That's really why I am a huge fan of OCW, I'm a huge fan of MOOCs on MITx, is I hope I'm a small part of helping somebody improve themselves. Sarah, if I can give you a little story, about five years ago, I got a letter in the mail, physical letter in the mail. It was from a young woman in Texas who was writing to say, "I just want to let you know, I just finished your MOOC."
She said, "my background is I have a bachelor's degree in Russian literature, and I have been unemployed for two years--" not a lot of jobs in Russian literature. "My husband got tired of me complaining and said, on a dare, why don't you go take a class? So I took your class, convinced that I would do really poorly in it, and discovered I liked the stuff. I was pretty good at the stuff.
I took four or five more MOOCs." And she said, "and I'm writing to let you know that I just started my new job as a project manager at Google." The fun part about the letter, why was it a physical letter? But it was wonderfully touching. She said, "I know it doesn't make a big difference, but please find enclosed a check for $50. It's my way of saying thank you."
SARAH HANSEN: Wow.
ERIC GRIMSON: It was a nice gesture. My point of this story, if myself or some other faculty member can have that impact on somebody to get them a little bit of a nudge-- they worked hard to make it happen-- but to provide the basis where they now improve their personal setting, why not? How is it anything but good that somebody is doing a little better because we made materials available to people?

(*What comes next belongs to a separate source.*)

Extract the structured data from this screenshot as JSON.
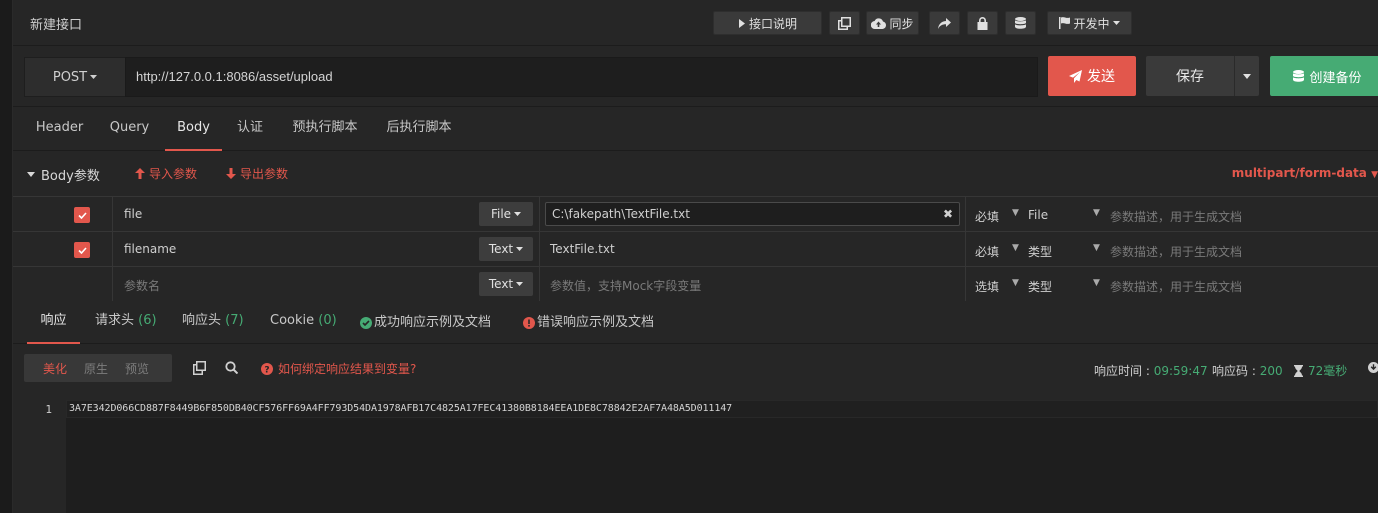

SARAH HANSEN: If you're interested in delving into the world of computer science and programming, check out Eric's course materials on OCW. All of them are shared under a Creative Commons license, which means you can keep them, remix them, and share them with others, all for free. Thank you so much for listening. Until next time, signing off from Cambridge, Massachusetts, I'm your host, Sarah Hansen, from MIT OpenCourseWare.
MIT Chalk Radio's producers include myself, Brett Paci, and Dave Lishansky. Show notes for this episode were written by Peter Chipman. Eric Grimson's OCW course site was built by Shiba Nemat-Nasser. We're funded by MIT Open Learning and supporters like you.
And for those of you who are not done with the bad computer science jokes, here are a few more:
So why are computers not good boxers at all? Because their barks are always worse than their bytes, B-Y-T-E-S. How did the professor know how to teach computer science programming to the impatient student? He taught the student about computers bit by bit.
What did the computer do on its much-awaited vacation at the beach? It had a great time surfing the net. Thanks, everyone. I'll be here all week.